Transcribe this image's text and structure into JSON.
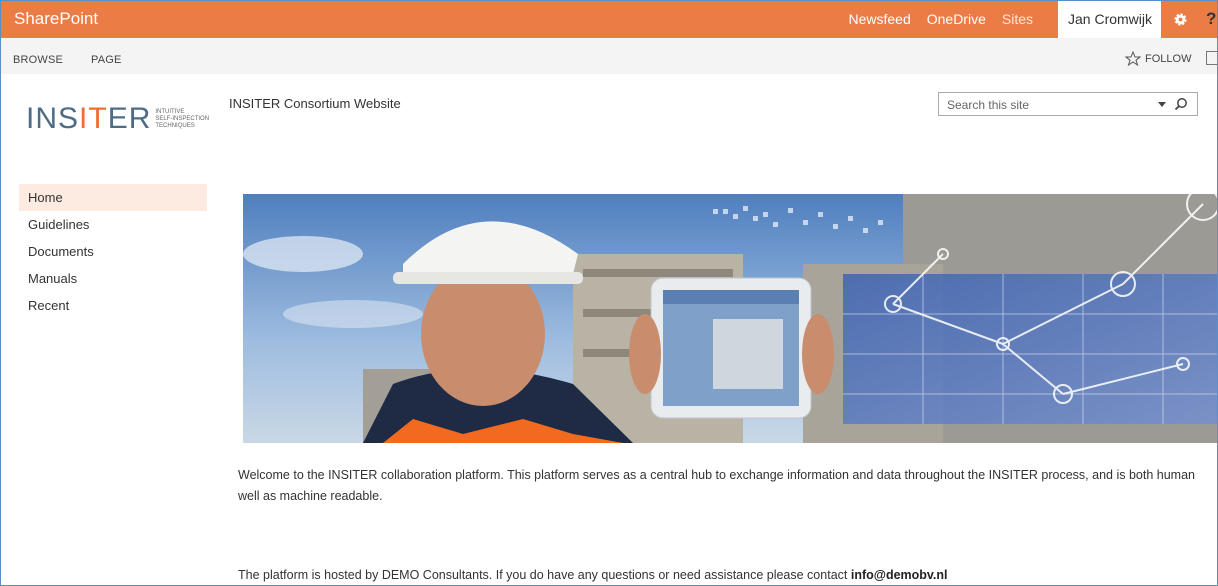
{
  "suite": {
    "brand": "SharePoint",
    "links": [
      "Newsfeed",
      "OneDrive",
      "Sites"
    ],
    "user": "Jan Cromwijk",
    "help": "?"
  },
  "ribbon": {
    "tabs": [
      "BROWSE",
      "PAGE"
    ],
    "follow": "FOLLOW"
  },
  "header": {
    "logo_text_a": "INS",
    "logo_text_b": "IT",
    "logo_text_c": "ER",
    "logo_tagline": [
      "INTUITIVE",
      "SELF-INSPECTION",
      "TECHNIQUES"
    ],
    "site_title": "INSITER Consortium Website",
    "search_placeholder": "Search this site"
  },
  "leftnav": {
    "items": [
      "Home",
      "Guidelines",
      "Documents",
      "Manuals",
      "Recent"
    ],
    "selected": "Home"
  },
  "content": {
    "welcome_line1": "Welcome to the INSITER collaboration platform. This platform serves as a central hub to exchange information and data throughout the INSITER process, and is both human",
    "welcome_line2": "well as machine readable.",
    "hosted_text": "The platform is hosted by DEMO Consultants. If you do have any questions or need assistance please contact ",
    "contact_email": "info@demobv.nl"
  },
  "colors": {
    "suitebar": "#ec7c45",
    "nav_selected_bg": "#fdebe2",
    "logo_blue": "#4e6c86",
    "logo_orange": "#ec6d35"
  },
  "icons": [
    "gear-icon",
    "star-icon",
    "focus-icon",
    "search-icon",
    "caret-icon"
  ]
}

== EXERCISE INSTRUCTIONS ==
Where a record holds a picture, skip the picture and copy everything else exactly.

== TASK SOLUTION ==
Transcribe this image's text and structure into JSON.
{
  "suite": {
    "brand": "SharePoint",
    "links": [
      "Newsfeed",
      "OneDrive",
      "Sites"
    ],
    "user": "Jan Cromwijk",
    "help": "?"
  },
  "ribbon": {
    "tabs": [
      "BROWSE",
      "PAGE"
    ],
    "follow": "FOLLOW"
  },
  "header": {
    "logo_text_a": "INS",
    "logo_text_b": "IT",
    "logo_text_c": "ER",
    "logo_tagline": [
      "INTUITIVE",
      "SELF-INSPECTION",
      "TECHNIQUES"
    ],
    "site_title": "INSITER Consortium Website",
    "search_placeholder": "Search this site"
  },
  "leftnav": {
    "items": [
      "Home",
      "Guidelines",
      "Documents",
      "Manuals",
      "Recent"
    ],
    "selected": "Home"
  },
  "content": {
    "welcome_line1": "Welcome to the INSITER collaboration platform. This platform serves as a central hub to exchange information and data throughout the INSITER process, and is both human",
    "welcome_line2": "well as machine readable.",
    "hosted_text": "The platform is hosted by DEMO Consultants. If you do have any questions or need assistance please contact ",
    "contact_email": "info@demobv.nl"
  },
  "colors": {
    "suitebar": "#ec7c45",
    "nav_selected_bg": "#fdebe2",
    "logo_blue": "#4e6c86",
    "logo_orange": "#ec6d35"
  },
  "icons": [
    "gear-icon",
    "star-icon",
    "focus-icon",
    "search-icon",
    "caret-icon"
  ]
}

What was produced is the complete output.